illustration credit: St. Nicolas church, Pevensey Cobbybrook.

Children can be cruel little things, mocking and sniggering, which makes playgrounds often nightmarish places.

I’ve no idea what the equivalent might be now, but back in the last century parents would often tell their children, if they were on the receiving end of such stuff, to respond along the lines of ‘sticks and bones may break my bones, but words will never hurt me’. In other words, ‘you can say what you like, but it won’t get to me’. Did it ever work? Was it ever actually true?

And what about now – given the all-pervasive nature of social media? If people say unpleasant things to (or about) us – does it hurt? When Shylock asks ‘if you prick us, do we not bleed?’, he was speaking for the whole of humanity – whoever we are, we can feel pain. And there’s no doubt that words can wound. Not always, of course – it depends who utters them (it’s easier to be hurt by someone you love than by someone you loathe).

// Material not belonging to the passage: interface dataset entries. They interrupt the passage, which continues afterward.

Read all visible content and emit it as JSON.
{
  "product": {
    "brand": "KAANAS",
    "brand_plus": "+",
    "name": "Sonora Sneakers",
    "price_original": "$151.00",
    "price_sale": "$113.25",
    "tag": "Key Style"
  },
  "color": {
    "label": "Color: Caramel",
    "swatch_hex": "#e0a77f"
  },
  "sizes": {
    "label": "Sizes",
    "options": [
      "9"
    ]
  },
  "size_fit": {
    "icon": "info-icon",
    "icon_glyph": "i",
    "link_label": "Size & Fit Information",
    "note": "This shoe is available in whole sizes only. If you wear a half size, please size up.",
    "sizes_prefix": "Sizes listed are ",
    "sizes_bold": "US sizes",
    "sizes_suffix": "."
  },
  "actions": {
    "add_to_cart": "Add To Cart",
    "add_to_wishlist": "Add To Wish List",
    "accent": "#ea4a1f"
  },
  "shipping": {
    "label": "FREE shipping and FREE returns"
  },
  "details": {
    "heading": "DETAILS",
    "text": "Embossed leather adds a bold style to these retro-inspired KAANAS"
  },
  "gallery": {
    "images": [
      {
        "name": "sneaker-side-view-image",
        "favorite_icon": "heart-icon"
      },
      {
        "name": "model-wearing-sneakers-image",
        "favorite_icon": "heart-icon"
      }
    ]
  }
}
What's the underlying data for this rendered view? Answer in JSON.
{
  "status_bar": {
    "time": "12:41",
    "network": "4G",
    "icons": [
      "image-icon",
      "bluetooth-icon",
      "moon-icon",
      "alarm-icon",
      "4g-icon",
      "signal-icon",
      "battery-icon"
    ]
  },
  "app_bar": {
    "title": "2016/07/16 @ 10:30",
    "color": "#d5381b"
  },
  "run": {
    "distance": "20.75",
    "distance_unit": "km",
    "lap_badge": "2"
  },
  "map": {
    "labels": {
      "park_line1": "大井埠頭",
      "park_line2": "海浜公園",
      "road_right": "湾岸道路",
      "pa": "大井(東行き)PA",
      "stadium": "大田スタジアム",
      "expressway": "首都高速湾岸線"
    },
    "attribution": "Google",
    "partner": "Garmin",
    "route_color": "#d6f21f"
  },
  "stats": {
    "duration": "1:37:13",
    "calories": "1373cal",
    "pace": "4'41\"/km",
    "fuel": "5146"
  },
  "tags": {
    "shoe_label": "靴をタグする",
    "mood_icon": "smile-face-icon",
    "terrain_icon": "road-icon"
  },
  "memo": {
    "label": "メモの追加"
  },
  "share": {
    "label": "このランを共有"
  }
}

But words do matter – because they express feelings. And as social creatures, we like to be liked. So if others are unpleasant to us, it can threaten our sense of self-worth.

Words can (and do) inflame. They can distort and simplify – and manipulate the gullible and vulnerable. Slogans become substitutes for thinking – and the serious business of politics gets reduced to the chanting of a mob.

When politicians use words to exaggerate (or lie), it erodes the fabric of society. If we can’t rely on others telling the truth, our grip on the world becomes that bit more tenuous. Which is why political propaganda (whether in print or online) is so dangerous – and so successful.

W. B. Yeats famously urged us to ‘tread softly because you tread on my dreams’. And we really do need to treat one another gently. Which means we need to mind our language – and demand that those in the media and political office do the same.

Otherwise the public sphere ends up as the preserve of whoever can shout loudest – and cruellest. And that’s playground behaviour.

The work of Father Tony Windross as a writer and author is marked. The Thoughtful Guide to Faith (2003) received interesting reviews. John Shelby “Jack” Spong, a retired American bishop of the Episcopal Church and a liberal Christian theologian, said this book will escape the walls of the church and be debated everywhere.